I knew that the travel and the different environment would bring challenges. It is known that anything outside the routine can worsen confusion for folks with dementia. I didn't expect that the confusion would involve our relationship. Having our friends here has helped with Jim's orientation. As soon as he saw them, he was happy and glad to see them.

We have survived another dementia challenge. I believe I handled it the best I could, given the circumstances. We've only been here for a few days, but already we are settling into a very nice, quiet lifestyle. Waking up when we want. Walking down the beach after breakfast, connecting with friends poolside, enjoying the wonderful seafood FL has to offer. Jim is more relaxed than I have seen him in a very long time. We're enjoying each other and our time with our friends.

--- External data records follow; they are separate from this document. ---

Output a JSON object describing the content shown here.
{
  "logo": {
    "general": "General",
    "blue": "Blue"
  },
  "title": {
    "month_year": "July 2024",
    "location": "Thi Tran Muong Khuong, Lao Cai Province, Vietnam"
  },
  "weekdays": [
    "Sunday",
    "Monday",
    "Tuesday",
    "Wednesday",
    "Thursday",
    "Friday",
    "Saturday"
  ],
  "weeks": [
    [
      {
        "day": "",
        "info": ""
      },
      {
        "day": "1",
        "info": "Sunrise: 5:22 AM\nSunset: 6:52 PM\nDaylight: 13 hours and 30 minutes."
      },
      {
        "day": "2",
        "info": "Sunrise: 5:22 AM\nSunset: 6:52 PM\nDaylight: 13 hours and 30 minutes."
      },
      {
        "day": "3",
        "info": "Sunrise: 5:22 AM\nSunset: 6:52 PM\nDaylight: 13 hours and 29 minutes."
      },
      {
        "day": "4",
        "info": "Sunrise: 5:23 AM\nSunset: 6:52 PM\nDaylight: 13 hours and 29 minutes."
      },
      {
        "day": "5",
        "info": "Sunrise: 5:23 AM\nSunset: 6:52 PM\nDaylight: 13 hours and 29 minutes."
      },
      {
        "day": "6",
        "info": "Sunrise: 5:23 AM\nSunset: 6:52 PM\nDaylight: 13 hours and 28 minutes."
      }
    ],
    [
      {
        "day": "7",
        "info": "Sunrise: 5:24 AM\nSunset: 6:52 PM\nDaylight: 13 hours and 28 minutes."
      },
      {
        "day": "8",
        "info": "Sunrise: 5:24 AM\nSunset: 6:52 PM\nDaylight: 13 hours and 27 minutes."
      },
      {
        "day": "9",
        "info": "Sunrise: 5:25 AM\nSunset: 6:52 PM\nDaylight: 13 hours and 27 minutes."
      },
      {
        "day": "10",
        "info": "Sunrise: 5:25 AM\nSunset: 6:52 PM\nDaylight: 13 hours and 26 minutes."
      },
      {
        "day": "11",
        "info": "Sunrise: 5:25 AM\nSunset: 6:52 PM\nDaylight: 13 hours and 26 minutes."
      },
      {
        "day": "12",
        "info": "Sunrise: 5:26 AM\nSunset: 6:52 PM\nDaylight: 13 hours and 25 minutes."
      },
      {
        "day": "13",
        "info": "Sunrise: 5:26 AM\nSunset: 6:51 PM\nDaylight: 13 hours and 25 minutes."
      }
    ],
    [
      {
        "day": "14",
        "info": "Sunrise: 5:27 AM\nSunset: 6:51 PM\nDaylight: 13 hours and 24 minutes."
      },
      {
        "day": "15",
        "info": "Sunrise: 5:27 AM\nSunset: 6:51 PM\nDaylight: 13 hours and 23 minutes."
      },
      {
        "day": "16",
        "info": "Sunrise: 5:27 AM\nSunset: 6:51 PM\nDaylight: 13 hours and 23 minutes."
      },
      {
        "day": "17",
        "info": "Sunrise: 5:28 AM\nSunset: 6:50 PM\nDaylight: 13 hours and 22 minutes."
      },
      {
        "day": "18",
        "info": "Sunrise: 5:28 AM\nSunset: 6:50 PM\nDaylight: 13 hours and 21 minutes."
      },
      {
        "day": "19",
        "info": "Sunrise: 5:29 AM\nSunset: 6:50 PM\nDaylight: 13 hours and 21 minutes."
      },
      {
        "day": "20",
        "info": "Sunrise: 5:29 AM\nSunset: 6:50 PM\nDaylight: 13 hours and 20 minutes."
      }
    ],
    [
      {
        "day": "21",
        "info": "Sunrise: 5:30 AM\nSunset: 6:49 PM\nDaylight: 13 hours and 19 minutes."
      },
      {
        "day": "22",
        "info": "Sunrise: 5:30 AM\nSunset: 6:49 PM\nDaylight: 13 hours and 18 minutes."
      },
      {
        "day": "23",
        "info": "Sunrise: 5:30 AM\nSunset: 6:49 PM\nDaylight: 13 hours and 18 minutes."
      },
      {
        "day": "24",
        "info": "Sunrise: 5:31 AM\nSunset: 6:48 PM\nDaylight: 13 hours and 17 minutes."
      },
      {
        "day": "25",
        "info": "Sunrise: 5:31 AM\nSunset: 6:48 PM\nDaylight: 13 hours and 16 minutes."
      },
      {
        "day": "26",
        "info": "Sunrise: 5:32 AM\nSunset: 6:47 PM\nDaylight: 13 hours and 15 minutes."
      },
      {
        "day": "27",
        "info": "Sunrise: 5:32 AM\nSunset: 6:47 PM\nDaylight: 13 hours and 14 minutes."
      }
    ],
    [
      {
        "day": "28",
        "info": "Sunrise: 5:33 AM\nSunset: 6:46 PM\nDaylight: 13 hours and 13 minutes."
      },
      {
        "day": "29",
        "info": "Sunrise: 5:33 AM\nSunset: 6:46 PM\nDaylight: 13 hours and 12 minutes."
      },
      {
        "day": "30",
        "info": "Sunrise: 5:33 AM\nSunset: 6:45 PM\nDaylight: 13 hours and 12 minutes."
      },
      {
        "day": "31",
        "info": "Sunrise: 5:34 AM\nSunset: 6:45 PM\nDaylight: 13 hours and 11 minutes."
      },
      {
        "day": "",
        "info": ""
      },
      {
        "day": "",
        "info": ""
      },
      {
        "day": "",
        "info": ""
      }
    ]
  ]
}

But, and it is a big but, I am on super high alert. More so than at home. I will not leave him alone, even for a few minutes. I'm not sure my system at home of leaving notes (where I am, when I will return, cell phone number) will work here. So, it is more "togetherness" than I want, but at this point it seems the right thing to do. I'll skip the pedicure, lunch with the girls, going to the gym (Jim not interested at all), because to do so would put him at great risk.

I never worry about him wandering off (he is fearful of getting lost), but I'm just not sure how he would react if left alone for any period of time. We'll see, as time passes and he feels more comfortable with our environment.

Once again, thank you dear readers for stopping by. Just typing these words helps me immensely, knowing that by blogosphere friends are listening.